▶ _Work instruction_: Each line in the data holding "accent" should be listed.

** Opening The input block **

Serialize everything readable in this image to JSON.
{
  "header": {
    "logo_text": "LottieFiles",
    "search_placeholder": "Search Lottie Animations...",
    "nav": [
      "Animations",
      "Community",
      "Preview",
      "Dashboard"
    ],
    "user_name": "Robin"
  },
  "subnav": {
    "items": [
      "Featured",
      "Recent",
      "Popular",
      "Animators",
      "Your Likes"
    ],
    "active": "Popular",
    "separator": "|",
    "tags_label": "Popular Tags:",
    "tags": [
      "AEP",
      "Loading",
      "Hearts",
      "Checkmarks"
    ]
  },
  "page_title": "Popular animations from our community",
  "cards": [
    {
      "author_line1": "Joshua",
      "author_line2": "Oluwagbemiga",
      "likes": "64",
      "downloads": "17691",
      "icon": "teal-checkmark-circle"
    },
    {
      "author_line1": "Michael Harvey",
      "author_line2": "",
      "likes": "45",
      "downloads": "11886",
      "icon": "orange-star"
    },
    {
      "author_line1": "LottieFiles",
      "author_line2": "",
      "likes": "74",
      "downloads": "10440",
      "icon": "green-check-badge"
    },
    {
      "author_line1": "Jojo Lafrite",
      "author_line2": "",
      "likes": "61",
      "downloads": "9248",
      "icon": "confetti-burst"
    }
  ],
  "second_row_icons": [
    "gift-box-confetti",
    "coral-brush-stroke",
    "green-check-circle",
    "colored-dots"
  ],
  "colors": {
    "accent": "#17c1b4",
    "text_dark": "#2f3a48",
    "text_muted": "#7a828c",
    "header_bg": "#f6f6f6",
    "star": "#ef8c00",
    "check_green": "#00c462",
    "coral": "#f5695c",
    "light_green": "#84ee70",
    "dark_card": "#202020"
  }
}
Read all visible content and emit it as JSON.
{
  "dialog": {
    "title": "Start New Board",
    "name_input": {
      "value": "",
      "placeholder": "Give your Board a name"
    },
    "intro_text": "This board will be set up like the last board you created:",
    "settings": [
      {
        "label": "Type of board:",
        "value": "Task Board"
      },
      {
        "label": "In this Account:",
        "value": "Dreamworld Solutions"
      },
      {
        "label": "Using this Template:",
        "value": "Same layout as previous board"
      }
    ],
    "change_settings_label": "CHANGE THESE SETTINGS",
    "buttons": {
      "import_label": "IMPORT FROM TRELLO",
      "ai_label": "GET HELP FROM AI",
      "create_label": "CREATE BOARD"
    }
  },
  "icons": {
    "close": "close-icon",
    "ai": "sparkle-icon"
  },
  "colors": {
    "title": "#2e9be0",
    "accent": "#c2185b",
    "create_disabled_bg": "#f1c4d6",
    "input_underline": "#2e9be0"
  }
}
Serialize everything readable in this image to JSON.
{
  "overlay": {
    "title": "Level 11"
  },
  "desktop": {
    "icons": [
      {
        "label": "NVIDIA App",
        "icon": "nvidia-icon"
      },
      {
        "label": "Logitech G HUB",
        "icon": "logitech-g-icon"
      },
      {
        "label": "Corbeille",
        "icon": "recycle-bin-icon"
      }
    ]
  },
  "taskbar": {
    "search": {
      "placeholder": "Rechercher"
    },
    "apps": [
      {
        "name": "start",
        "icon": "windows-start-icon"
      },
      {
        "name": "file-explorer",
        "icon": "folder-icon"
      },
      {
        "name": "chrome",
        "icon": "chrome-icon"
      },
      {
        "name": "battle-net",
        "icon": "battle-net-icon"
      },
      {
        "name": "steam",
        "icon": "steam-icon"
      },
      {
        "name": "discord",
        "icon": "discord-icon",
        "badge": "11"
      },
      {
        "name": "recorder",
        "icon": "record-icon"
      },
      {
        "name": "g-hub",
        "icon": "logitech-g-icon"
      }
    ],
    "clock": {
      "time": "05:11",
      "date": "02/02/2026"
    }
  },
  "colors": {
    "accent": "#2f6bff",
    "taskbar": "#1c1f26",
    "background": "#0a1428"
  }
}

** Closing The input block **

▶ _Completed task_:
    "accent": "#17c1b4",
    "accent": "#c2185b",
    "accent": "#2f6bff",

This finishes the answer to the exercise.